┌────────

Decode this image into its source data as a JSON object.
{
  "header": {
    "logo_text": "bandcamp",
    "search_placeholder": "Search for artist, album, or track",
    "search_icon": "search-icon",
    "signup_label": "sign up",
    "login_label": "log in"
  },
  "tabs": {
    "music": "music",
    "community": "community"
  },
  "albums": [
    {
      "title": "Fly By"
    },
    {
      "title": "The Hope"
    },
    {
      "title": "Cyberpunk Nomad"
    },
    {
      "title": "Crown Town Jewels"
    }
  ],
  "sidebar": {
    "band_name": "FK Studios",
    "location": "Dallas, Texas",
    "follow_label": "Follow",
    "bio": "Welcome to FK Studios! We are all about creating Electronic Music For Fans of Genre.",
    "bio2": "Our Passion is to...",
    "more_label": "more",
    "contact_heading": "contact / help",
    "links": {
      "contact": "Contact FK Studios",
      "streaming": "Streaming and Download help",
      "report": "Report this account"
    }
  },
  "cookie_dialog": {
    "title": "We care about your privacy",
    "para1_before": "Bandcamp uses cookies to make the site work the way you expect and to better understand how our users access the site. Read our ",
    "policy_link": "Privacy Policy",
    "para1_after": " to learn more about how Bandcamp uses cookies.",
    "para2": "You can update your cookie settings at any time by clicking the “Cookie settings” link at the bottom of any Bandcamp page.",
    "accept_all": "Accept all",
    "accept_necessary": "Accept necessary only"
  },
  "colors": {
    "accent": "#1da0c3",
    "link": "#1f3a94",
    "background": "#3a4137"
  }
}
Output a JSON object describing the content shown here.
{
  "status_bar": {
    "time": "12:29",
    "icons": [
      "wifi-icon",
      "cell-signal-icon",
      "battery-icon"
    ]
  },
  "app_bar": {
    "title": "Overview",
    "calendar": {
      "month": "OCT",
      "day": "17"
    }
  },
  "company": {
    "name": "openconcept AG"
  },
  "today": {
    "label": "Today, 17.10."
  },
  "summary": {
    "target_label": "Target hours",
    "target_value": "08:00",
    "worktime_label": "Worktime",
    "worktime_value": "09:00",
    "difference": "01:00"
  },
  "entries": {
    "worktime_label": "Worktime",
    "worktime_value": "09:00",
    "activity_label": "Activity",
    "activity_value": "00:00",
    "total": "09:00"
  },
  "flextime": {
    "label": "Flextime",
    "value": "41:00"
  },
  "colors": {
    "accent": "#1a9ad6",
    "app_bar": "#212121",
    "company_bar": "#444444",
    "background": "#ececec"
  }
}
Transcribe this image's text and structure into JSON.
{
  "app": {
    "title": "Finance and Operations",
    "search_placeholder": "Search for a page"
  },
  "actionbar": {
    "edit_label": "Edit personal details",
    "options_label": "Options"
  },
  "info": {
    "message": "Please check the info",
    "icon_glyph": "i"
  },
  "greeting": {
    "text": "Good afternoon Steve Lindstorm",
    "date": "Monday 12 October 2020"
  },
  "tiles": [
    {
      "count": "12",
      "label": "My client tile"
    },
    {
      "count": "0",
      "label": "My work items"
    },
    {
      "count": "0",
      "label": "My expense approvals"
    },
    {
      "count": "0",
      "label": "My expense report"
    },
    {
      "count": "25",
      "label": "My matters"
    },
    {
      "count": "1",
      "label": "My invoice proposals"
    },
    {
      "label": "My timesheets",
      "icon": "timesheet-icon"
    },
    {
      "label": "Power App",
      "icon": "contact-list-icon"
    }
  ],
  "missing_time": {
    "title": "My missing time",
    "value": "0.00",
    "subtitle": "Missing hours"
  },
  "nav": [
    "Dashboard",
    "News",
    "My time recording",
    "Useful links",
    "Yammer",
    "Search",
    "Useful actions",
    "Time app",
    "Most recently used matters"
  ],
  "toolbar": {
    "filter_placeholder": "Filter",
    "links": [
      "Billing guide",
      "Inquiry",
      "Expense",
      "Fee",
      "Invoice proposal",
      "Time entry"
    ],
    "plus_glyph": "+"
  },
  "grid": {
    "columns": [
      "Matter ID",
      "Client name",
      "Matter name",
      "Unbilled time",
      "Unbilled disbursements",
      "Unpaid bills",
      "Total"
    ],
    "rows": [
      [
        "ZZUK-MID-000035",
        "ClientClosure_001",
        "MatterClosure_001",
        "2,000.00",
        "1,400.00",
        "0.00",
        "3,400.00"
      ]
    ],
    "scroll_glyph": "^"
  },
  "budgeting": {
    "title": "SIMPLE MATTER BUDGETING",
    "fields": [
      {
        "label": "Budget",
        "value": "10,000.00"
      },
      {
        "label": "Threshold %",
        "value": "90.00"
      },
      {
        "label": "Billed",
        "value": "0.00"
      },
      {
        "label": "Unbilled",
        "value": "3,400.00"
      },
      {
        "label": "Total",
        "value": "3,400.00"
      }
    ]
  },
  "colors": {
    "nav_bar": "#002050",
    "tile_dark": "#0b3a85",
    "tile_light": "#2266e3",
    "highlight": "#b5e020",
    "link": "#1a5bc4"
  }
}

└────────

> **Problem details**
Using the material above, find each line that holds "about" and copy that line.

> **Answer box**
    "bio": "Welcome to FK Studios! We are all about creating Electronic Music For Fans of Genre.",
    "title": "We care about your privacy",
    "para1_after": " to learn more about how Bandcamp uses cookies.",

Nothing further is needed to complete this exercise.